**Input**
>>>>>

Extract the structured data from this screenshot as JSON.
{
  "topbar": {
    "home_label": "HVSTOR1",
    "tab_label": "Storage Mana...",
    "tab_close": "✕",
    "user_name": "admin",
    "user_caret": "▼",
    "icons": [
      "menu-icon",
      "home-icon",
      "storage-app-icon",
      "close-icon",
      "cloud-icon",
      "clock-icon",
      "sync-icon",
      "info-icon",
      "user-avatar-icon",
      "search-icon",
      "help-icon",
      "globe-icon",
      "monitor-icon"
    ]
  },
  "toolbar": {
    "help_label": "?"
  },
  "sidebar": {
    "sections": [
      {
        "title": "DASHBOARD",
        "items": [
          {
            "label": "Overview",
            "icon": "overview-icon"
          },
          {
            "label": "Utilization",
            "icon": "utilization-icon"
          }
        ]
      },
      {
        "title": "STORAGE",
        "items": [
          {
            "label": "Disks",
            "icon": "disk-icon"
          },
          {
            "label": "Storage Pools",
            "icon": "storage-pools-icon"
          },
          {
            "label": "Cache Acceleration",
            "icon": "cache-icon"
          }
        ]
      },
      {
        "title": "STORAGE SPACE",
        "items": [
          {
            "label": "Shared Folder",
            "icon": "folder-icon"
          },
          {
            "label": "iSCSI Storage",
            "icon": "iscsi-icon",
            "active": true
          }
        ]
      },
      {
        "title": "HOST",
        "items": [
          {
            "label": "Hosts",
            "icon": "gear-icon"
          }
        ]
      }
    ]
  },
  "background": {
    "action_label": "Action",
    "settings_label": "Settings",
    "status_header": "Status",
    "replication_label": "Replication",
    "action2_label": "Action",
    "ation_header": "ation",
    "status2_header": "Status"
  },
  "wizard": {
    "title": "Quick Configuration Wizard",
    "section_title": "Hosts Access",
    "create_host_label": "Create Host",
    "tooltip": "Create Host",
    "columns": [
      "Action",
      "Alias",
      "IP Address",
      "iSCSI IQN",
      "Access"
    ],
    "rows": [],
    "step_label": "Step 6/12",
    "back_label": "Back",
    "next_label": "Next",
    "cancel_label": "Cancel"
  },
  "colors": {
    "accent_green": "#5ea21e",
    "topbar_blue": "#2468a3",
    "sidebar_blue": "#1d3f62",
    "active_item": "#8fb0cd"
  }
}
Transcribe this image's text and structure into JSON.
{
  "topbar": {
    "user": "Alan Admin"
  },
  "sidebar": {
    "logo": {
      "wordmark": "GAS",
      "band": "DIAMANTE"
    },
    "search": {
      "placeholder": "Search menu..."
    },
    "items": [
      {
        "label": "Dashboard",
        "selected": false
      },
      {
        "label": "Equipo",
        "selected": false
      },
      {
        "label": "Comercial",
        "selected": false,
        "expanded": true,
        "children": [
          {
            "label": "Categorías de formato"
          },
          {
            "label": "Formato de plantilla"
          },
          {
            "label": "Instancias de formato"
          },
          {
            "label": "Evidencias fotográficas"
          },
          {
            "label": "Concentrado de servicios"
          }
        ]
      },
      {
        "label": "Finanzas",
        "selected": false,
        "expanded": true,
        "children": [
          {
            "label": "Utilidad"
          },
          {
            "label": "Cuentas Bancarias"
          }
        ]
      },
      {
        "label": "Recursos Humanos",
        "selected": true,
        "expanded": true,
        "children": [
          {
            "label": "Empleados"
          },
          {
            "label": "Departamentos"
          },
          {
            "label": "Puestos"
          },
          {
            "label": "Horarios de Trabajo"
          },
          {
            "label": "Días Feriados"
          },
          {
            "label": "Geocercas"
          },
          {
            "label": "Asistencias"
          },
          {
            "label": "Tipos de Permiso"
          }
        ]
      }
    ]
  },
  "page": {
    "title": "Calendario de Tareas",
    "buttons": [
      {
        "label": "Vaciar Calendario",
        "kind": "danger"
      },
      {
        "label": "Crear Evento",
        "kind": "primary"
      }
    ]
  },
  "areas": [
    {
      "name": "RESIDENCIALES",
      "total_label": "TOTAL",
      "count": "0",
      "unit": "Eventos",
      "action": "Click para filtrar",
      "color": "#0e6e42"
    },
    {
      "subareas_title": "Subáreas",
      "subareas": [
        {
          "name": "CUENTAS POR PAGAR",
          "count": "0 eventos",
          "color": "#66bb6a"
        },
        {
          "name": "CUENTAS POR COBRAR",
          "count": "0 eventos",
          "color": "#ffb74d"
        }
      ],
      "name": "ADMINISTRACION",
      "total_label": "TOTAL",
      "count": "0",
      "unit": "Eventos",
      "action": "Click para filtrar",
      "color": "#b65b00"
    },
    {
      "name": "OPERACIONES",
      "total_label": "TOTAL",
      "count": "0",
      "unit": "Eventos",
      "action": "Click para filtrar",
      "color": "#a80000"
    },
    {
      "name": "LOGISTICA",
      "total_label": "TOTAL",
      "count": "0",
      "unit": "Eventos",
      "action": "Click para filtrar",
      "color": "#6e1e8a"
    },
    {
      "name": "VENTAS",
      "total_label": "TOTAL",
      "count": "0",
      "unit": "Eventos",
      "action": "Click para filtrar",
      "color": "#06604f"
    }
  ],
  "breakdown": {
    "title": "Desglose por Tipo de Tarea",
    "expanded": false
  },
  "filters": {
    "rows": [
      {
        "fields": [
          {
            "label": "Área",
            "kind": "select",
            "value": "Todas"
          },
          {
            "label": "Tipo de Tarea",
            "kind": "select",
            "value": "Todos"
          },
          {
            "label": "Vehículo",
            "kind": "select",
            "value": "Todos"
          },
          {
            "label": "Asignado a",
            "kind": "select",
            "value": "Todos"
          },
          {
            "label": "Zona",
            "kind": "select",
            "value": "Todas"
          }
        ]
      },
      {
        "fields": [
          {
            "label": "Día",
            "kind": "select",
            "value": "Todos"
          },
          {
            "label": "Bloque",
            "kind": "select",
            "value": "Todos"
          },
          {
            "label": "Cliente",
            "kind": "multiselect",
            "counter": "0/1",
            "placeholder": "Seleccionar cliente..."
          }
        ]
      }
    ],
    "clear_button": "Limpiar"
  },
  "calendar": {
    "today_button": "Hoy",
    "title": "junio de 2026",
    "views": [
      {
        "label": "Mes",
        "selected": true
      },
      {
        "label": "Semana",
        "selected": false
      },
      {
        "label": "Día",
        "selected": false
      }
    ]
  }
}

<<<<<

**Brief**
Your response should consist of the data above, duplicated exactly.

**Result of this exercise**
Extract the structured data from this screenshot as JSON.
{
  "topbar": {
    "home_label": "HVSTOR1",
    "tab_label": "Storage Mana...",
    "tab_close": "✕",
    "user_name": "admin",
    "user_caret": "▼",
    "icons": [
      "menu-icon",
      "home-icon",
      "storage-app-icon",
      "close-icon",
      "cloud-icon",
      "clock-icon",
      "sync-icon",
      "info-icon",
      "user-avatar-icon",
      "search-icon",
      "help-icon",
      "globe-icon",
      "monitor-icon"
    ]
  },
  "toolbar": {
    "help_label": "?"
  },
  "sidebar": {
    "sections": [
      {
        "title": "DASHBOARD",
        "items": [
          {
            "label": "Overview",
            "icon": "overview-icon"
          },
          {
            "label": "Utilization",
            "icon": "utilization-icon"
          }
        ]
      },
      {
        "title": "STORAGE",
        "items": [
          {
            "label": "Disks",
            "icon": "disk-icon"
          },
          {
            "label": "Storage Pools",
            "icon": "storage-pools-icon"
          },
          {
            "label": "Cache Acceleration",
            "icon": "cache-icon"
          }
        ]
      },
      {
        "title": "STORAGE SPACE",
        "items": [
          {
            "label": "Shared Folder",
            "icon": "folder-icon"
          },
          {
            "label": "iSCSI Storage",
            "icon": "iscsi-icon",
            "active": true
          }
        ]
      },
      {
        "title": "HOST",
        "items": [
          {
            "label": "Hosts",
            "icon": "gear-icon"
          }
        ]
      }
    ]
  },
  "background": {
    "action_label": "Action",
    "settings_label": "Settings",
    "status_header": "Status",
    "replication_label": "Replication",
    "action2_label": "Action",
    "ation_header": "ation",
    "status2_header": "Status"
  },
  "wizard": {
    "title": "Quick Configuration Wizard",
    "section_title": "Hosts Access",
    "create_host_label": "Create Host",
    "tooltip": "Create Host",
    "columns": [
      "Action",
      "Alias",
      "IP Address",
      "iSCSI IQN",
      "Access"
    ],
    "rows": [],
    "step_label": "Step 6/12",
    "back_label": "Back",
    "next_label": "Next",
    "cancel_label": "Cancel"
  },
  "colors": {
    "accent_green": "#5ea21e",
    "topbar_blue": "#2468a3",
    "sidebar_blue": "#1d3f62",
    "active_item": "#8fb0cd"
  }
}
Transcribe this image's text and structure into JSON.
{
  "topbar": {
    "user": "Alan Admin"
  },
  "sidebar": {
    "logo": {
      "wordmark": "GAS",
      "band": "DIAMANTE"
    },
    "search": {
      "placeholder": "Search menu..."
    },
    "items": [
      {
        "label": "Dashboard",
        "selected": false
      },
      {
        "label": "Equipo",
        "selected": false
      },
      {
        "label": "Comercial",
        "selected": false,
        "expanded": true,
        "children": [
          {
            "label": "Categorías de formato"
          },
          {
            "label": "Formato de plantilla"
          },
          {
            "label": "Instancias de formato"
          },
          {
            "label": "Evidencias fotográficas"
          },
          {
            "label": "Concentrado de servicios"
          }
        ]
      },
      {
        "label": "Finanzas",
        "selected": false,
        "expanded": true,
        "children": [
          {
            "label": "Utilidad"
          },
          {
            "label": "Cuentas Bancarias"
          }
        ]
      },
      {
        "label": "Recursos Humanos",
        "selected": true,
        "expanded": true,
        "children": [
          {
            "label": "Empleados"
          },
          {
            "label": "Departamentos"
          },
          {
            "label": "Puestos"
          },
          {
            "label": "Horarios de Trabajo"
          },
          {
            "label": "Días Feriados"
          },
          {
            "label": "Geocercas"
          },
          {
            "label": "Asistencias"
          },
          {
            "label": "Tipos de Permiso"
          }
        ]
      }
    ]
  },
  "page": {
    "title": "Calendario de Tareas",
    "buttons": [
      {
        "label": "Vaciar Calendario",
        "kind": "danger"
      },
      {
        "label": "Crear Evento",
        "kind": "primary"
      }
    ]
  },
  "areas": [
    {
      "name": "RESIDENCIALES",
      "total_label": "TOTAL",
      "count": "0",
      "unit": "Eventos",
      "action": "Click para filtrar",
      "color": "#0e6e42"
    },
    {
      "subareas_title": "Subáreas",
      "subareas": [
        {
          "name": "CUENTAS POR PAGAR",
          "count": "0 eventos",
          "color": "#66bb6a"
        },
        {
          "name": "CUENTAS POR COBRAR",
          "count": "0 eventos",
          "color": "#ffb74d"
        }
      ],
      "name": "ADMINISTRACION",
      "total_label": "TOTAL",
      "count": "0",
      "unit": "Eventos",
      "action": "Click para filtrar",
      "color": "#b65b00"
    },
    {
      "name": "OPERACIONES",
      "total_label": "TOTAL",
      "count": "0",
      "unit": "Eventos",
      "action": "Click para filtrar",
      "color": "#a80000"
    },
    {
      "name": "LOGISTICA",
      "total_label": "TOTAL",
      "count": "0",
      "unit": "Eventos",
      "action": "Click para filtrar",
      "color": "#6e1e8a"
    },
    {
      "name": "VENTAS",
      "total_label": "TOTAL",
      "count": "0",
      "unit": "Eventos",
      "action": "Click para filtrar",
      "color": "#06604f"
    }
  ],
  "breakdown": {
    "title": "Desglose por Tipo de Tarea",
    "expanded": false
  },
  "filters": {
    "rows": [
      {
        "fields": [
          {
            "label": "Área",
            "kind": "select",
            "value": "Todas"
          },
          {
            "label": "Tipo de Tarea",
            "kind": "select",
            "value": "Todos"
          },
          {
            "label": "Vehículo",
            "kind": "select",
            "value": "Todos"
          },
          {
            "label": "Asignado a",
            "kind": "select",
            "value": "Todos"
          },
          {
            "label": "Zona",
            "kind": "select",
            "value": "Todas"
          }
        ]
      },
      {
        "fields": [
          {
            "label": "Día",
            "kind": "select",
            "value": "Todos"
          },
          {
            "label": "Bloque",
            "kind": "select",
            "value": "Todos"
          },
          {
            "label": "Cliente",
            "kind": "multiselect",
            "counter": "0/1",
            "placeholder": "Seleccionar cliente..."
          }
        ]
      }
    ],
    "clear_button": "Limpiar"
  },
  "calendar": {
    "today_button": "Hoy",
    "title": "junio de 2026",
    "views": [
      {
        "label": "Mes",
        "selected": true
      },
      {
        "label": "Semana",
        "selected": false
      },
      {
        "label": "Día",
        "selected": false
      }
    ]
  }
}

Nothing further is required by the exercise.